So if you are trying to innovate, either for your job or in your personal life, take stock of what you already have and what people have done before. You often don’t need to reinvent the wheel, but rather, blend different things and create something new from that.
Form and substance are both important
Elvis’s zany performance style was very different from that of his predecessors. His dance moves were more exaggerated, his outfits (known as jumpsuits) became a style of their own, his pompadour hairstyle became a fad, and his attitude was decidedly non-conformist.
Before Elvis, performers may have moved around a little on the stage, snapping their fingers and swaying back and forth. Elvis, however, took on a more explosive style, making bold moves and taking up a lot more space. Although this is the norm today, Elvis was the first to do this on such a large scale.
So even though the “substance” of Elvis’s music was innovative, his “form” of presenting the music was also new. If he did not have such an individualistic and overstated presentation style, he may not have distinguished himself the way he did. He went against the flow in form and substance.

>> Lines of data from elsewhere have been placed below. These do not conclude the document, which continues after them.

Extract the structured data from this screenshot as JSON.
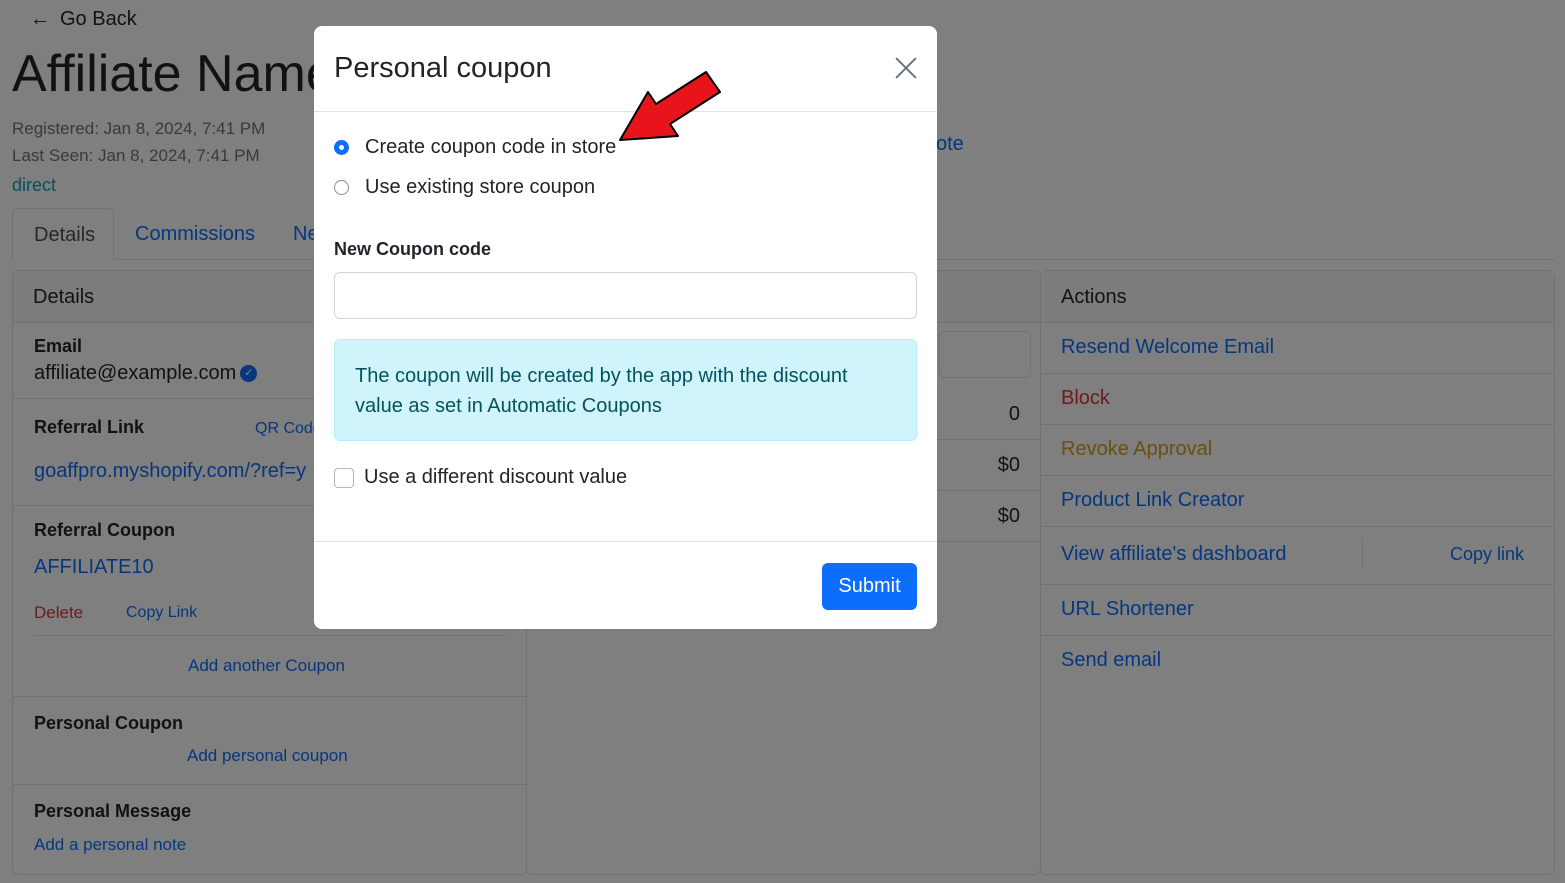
{
  "page": {
    "go_back": "Go Back",
    "title": "Affiliate Name",
    "registered": "Registered: Jan 8, 2024, 7:41 PM",
    "last_seen": "Last Seen: Jan 8, 2024, 7:41 PM",
    "source": "direct",
    "note_link": "ote",
    "tabs": [
      {
        "label": "Details"
      },
      {
        "label": "Commissions"
      },
      {
        "label": "Ne"
      }
    ]
  },
  "details_card": {
    "header": "Details",
    "email_label": "Email",
    "email_value": "affiliate@example.com",
    "referral_link_label": "Referral Link",
    "qr_code": "QR Code",
    "referral_link_value": "goaffpro.myshopify.com/?ref=y",
    "referral_coupon_label": "Referral Coupon",
    "coupon_code": "AFFILIATE10",
    "delete": "Delete",
    "copy_link": "Copy Link",
    "add_another_coupon": "Add another Coupon",
    "personal_coupon_label": "Personal Coupon",
    "add_personal_coupon": "Add personal coupon",
    "personal_message_label": "Personal Message",
    "add_personal_note": "Add a personal note"
  },
  "mid_card": {
    "values": [
      "0",
      "$0",
      "$0"
    ]
  },
  "actions_card": {
    "header": "Actions",
    "resend": "Resend Welcome Email",
    "block": "Block",
    "revoke": "Revoke Approval",
    "product_link": "Product Link Creator",
    "dashboard": "View affiliate's dashboard",
    "copy_link": "Copy link",
    "url_shortener": "URL Shortener",
    "send_email": "Send email"
  },
  "modal": {
    "title": "Personal coupon",
    "option_create": "Create coupon code in store",
    "option_existing": "Use existing store coupon",
    "selected_option": "create",
    "field_label": "New Coupon code",
    "field_value": "",
    "info_text": "The coupon will be created by the app with the discount value as set in Automatic Coupons",
    "different_discount": "Use a different discount value",
    "different_discount_checked": false,
    "submit": "Submit"
  },
  "colors": {
    "primary": "#0d6efd",
    "danger": "#dc3545",
    "warning": "#ffc107",
    "info_bg": "#cff4fc",
    "annotation_arrow": "#e8141c"
  }
}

Choose a new audience
In Elvis’s day, music was geared toward adults. Elvis, however, was the first to target teenagers. Teenage girls, in particular. By exploiting this new audience, Elvis expanded the music industry, moving it from adult-centered to youth-centered. To this day, many popular music artists perform to this very same teenage girl demographic that had been neglected before Elvis.

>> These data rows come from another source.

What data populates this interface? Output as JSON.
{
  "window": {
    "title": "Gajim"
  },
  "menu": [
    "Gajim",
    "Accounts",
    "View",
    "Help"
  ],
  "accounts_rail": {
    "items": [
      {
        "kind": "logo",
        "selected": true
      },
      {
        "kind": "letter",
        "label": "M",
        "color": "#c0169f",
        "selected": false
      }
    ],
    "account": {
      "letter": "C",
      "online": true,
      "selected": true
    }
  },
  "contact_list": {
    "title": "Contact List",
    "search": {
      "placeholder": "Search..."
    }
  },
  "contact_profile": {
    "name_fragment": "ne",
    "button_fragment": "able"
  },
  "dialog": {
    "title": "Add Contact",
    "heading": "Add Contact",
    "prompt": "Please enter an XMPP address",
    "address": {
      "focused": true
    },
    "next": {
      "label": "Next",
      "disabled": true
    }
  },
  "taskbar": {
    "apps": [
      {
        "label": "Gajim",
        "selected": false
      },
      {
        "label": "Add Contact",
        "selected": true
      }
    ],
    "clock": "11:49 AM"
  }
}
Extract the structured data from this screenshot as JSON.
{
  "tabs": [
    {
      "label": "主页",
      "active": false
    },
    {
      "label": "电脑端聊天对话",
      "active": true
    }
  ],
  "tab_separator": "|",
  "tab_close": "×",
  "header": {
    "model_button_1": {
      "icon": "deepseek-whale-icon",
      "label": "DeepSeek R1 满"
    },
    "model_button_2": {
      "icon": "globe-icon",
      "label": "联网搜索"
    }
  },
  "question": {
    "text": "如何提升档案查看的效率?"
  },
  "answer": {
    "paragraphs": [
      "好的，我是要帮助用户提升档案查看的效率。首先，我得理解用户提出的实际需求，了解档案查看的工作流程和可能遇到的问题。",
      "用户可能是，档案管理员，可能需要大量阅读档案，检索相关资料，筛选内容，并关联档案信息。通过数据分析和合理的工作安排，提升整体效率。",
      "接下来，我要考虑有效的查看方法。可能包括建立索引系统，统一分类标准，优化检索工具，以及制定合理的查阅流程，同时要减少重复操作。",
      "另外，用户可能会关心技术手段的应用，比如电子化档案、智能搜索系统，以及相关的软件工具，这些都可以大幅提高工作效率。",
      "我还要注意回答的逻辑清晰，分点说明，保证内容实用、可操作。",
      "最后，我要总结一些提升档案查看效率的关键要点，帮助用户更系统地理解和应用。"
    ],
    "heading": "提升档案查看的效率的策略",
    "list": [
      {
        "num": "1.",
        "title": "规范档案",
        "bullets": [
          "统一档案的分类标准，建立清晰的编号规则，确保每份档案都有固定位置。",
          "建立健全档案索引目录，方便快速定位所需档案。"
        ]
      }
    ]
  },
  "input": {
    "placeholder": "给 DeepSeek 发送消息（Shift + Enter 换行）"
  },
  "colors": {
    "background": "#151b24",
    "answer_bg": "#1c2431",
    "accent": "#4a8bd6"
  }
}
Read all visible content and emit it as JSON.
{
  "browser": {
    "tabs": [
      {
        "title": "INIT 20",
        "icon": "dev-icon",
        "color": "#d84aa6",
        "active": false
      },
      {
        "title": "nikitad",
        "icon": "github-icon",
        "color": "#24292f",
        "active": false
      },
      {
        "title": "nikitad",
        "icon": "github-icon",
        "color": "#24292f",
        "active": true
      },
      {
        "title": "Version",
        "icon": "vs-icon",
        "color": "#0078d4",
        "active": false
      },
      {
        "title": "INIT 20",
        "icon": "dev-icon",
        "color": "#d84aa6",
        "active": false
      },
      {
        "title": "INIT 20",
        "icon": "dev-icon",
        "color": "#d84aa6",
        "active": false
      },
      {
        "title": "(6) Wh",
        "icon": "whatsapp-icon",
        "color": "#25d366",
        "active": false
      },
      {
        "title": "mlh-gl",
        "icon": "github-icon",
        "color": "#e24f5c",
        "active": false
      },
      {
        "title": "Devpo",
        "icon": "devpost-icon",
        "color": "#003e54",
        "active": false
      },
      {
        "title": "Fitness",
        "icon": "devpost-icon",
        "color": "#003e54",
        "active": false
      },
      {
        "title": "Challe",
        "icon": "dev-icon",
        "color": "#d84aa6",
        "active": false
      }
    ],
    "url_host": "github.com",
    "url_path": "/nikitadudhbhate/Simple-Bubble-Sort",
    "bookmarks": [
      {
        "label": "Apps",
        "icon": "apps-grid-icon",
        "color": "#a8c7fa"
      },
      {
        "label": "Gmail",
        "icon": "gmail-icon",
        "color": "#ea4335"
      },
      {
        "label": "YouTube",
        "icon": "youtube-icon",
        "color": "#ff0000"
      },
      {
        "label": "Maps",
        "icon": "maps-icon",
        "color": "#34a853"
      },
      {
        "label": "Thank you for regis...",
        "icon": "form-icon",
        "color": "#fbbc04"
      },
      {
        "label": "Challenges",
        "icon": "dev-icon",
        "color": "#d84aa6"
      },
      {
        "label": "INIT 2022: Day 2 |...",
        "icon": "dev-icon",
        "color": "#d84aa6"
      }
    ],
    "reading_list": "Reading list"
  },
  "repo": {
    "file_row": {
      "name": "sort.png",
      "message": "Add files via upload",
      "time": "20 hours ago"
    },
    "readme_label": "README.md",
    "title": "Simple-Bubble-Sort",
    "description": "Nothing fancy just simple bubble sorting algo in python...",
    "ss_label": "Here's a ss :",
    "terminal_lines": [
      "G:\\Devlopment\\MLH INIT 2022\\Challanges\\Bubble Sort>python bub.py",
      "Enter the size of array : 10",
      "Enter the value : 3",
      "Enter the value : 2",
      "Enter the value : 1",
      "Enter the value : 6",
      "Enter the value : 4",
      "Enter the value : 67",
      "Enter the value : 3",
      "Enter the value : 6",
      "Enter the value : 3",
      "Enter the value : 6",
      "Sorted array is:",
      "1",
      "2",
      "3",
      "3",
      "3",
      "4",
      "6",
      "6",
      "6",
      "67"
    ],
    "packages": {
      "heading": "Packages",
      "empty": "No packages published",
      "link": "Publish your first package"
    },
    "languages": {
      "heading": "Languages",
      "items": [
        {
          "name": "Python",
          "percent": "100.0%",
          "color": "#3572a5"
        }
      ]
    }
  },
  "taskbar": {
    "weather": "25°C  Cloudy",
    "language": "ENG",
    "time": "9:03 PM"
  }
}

This shift, of course, generated considerable controversy. His music and performances provoked strong opinions among the public and in the press. Pundits, politicians, and other musicians criticized him. Some of his television performances were censored. Yet Elvis turned a deaf ear to his critics, pursuing his own path.
At the Graceland museum, I watched a series of televised interviews with Elvis on this very question. Journalists asked him if the critics bothered him and whether the controversy discouraged him. Time after time he simply said, “no,” saying that everyone has a right to their opinion and can say about him what they want. In other words, he simply ignored them.

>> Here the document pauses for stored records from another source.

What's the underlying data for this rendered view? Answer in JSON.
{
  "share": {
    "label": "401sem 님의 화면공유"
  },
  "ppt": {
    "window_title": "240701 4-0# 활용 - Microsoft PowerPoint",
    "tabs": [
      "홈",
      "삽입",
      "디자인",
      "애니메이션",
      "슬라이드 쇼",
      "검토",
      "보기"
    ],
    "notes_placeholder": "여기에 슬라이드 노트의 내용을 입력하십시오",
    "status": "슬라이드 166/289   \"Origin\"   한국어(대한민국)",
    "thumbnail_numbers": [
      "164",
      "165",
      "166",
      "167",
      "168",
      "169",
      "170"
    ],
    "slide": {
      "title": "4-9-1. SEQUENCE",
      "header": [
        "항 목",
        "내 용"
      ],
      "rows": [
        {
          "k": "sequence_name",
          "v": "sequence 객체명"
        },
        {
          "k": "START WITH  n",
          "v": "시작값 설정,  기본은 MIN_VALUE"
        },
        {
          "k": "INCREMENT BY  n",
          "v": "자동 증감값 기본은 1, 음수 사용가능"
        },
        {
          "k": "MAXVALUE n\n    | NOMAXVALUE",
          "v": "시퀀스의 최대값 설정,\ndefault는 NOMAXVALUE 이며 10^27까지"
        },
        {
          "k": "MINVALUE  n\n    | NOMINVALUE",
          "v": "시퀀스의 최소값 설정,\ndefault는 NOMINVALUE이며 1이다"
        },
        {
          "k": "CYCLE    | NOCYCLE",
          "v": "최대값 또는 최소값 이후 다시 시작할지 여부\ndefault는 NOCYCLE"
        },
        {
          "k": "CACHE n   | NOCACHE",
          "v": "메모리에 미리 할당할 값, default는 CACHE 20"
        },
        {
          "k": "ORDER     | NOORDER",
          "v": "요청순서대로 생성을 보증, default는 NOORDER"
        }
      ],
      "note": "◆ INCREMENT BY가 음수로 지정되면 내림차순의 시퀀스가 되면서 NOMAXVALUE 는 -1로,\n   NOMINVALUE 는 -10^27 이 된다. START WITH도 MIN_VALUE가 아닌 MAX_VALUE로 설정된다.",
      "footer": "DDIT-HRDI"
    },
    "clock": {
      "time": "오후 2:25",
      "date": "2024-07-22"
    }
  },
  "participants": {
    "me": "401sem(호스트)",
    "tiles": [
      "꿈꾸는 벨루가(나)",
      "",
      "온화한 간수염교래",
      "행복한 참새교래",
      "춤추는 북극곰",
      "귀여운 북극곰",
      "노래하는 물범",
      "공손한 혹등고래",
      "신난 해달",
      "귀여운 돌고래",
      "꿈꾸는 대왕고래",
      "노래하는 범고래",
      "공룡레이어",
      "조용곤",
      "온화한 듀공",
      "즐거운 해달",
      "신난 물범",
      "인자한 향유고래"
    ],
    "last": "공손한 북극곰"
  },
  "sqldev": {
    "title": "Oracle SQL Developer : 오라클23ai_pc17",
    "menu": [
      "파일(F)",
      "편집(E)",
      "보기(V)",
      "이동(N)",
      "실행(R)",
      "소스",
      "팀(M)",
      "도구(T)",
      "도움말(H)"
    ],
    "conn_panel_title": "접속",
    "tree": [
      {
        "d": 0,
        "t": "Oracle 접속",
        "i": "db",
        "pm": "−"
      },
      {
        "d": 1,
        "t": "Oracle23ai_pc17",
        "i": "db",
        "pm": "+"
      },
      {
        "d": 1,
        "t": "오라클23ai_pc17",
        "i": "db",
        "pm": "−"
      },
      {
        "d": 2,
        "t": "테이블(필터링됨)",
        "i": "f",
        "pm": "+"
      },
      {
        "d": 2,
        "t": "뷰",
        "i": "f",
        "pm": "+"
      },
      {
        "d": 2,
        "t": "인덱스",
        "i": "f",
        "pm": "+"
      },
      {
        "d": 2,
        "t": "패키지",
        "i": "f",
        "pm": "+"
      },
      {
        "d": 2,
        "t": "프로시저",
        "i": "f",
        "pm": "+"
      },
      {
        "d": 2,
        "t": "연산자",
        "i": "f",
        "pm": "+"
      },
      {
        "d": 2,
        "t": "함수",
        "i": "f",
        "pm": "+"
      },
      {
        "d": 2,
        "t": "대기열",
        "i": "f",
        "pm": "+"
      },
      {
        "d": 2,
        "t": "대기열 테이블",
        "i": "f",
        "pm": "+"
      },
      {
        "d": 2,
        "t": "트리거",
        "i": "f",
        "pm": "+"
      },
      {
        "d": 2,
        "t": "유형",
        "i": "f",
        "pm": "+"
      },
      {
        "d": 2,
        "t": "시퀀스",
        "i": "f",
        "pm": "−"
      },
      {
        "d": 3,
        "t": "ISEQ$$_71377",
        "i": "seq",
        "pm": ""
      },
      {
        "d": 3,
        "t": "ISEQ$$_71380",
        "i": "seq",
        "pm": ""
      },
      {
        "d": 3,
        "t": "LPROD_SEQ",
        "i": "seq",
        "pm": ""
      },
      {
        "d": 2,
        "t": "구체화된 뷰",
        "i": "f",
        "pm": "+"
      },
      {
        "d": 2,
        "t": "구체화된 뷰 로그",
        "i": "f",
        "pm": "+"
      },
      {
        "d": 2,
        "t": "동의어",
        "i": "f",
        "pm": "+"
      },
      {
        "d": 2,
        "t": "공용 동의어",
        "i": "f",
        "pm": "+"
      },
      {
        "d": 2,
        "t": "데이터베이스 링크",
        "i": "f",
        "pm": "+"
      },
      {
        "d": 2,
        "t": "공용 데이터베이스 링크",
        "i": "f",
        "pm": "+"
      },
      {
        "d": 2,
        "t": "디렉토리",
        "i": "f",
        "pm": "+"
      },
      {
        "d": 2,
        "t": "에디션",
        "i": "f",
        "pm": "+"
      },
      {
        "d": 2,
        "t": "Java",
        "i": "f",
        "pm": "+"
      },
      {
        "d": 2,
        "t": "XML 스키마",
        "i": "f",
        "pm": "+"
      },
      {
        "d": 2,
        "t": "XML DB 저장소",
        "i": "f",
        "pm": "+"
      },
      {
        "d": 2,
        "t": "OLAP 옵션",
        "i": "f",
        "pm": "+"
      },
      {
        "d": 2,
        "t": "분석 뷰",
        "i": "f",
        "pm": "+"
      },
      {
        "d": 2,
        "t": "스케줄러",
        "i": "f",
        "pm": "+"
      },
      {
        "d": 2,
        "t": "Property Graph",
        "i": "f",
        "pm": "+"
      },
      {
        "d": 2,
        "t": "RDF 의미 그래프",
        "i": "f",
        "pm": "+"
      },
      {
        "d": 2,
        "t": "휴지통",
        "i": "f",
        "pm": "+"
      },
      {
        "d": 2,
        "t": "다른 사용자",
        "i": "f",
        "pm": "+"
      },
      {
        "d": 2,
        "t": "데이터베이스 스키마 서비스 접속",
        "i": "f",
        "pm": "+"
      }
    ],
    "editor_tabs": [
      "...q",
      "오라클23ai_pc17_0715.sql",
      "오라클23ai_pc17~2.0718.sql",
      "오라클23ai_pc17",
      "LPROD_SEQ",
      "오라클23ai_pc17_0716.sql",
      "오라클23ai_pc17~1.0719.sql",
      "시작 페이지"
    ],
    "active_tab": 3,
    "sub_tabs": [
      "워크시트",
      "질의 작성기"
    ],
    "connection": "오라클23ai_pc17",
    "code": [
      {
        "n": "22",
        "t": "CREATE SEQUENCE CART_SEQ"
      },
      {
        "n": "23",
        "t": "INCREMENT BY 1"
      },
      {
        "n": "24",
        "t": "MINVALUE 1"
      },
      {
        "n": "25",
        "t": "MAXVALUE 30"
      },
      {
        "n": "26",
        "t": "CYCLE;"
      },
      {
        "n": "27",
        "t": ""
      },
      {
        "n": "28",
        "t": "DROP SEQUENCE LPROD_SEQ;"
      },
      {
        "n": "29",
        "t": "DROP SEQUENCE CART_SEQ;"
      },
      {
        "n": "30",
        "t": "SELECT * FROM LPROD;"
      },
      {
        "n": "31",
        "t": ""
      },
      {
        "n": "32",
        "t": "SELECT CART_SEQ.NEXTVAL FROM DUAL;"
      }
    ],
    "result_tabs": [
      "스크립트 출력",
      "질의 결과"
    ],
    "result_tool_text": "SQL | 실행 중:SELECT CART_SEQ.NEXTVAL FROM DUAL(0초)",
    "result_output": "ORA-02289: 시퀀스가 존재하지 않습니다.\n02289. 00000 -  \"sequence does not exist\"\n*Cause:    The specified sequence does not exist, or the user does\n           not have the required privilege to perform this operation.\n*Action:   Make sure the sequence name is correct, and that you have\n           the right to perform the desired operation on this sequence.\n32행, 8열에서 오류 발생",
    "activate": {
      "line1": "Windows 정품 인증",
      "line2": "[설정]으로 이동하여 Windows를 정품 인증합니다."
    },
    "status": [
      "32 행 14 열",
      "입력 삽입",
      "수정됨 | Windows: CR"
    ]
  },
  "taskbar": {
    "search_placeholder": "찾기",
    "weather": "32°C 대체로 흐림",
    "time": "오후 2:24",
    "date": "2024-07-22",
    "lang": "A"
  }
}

In my article on The Pursuit of Happyness, I shared with you a story about a turtle that completed a marathon, despite the naysayers on the sidelines who said he’d never make it. It turns out the turtle was deaf, so he just listened to his own inner voice and drew upon his personal conviction to succeed. Elvis did the same. And so can you.
The documentary The King (2017) with Alec Baldwin exposes the darker side of Elvis’s life, showing how he lived a life always pursuing the highest-paying contracts. Despite his fame and influence during a turbulent time in American history, Elvis did little for the civil rights movement. Over time, he became addicted to prescription drugs. The message, I think, is to stay true to your character and focus on the common good to achieve lasting success.
My friend, Elvis changed the course of music and music culture. But he didn’t start from scratch, but rather mastered and blended styles, creating his own. He focused on form and substance, and also discovered a new market. So if you are trying to change something in your own life or environment, follow these same steps—and maybe change the world as well!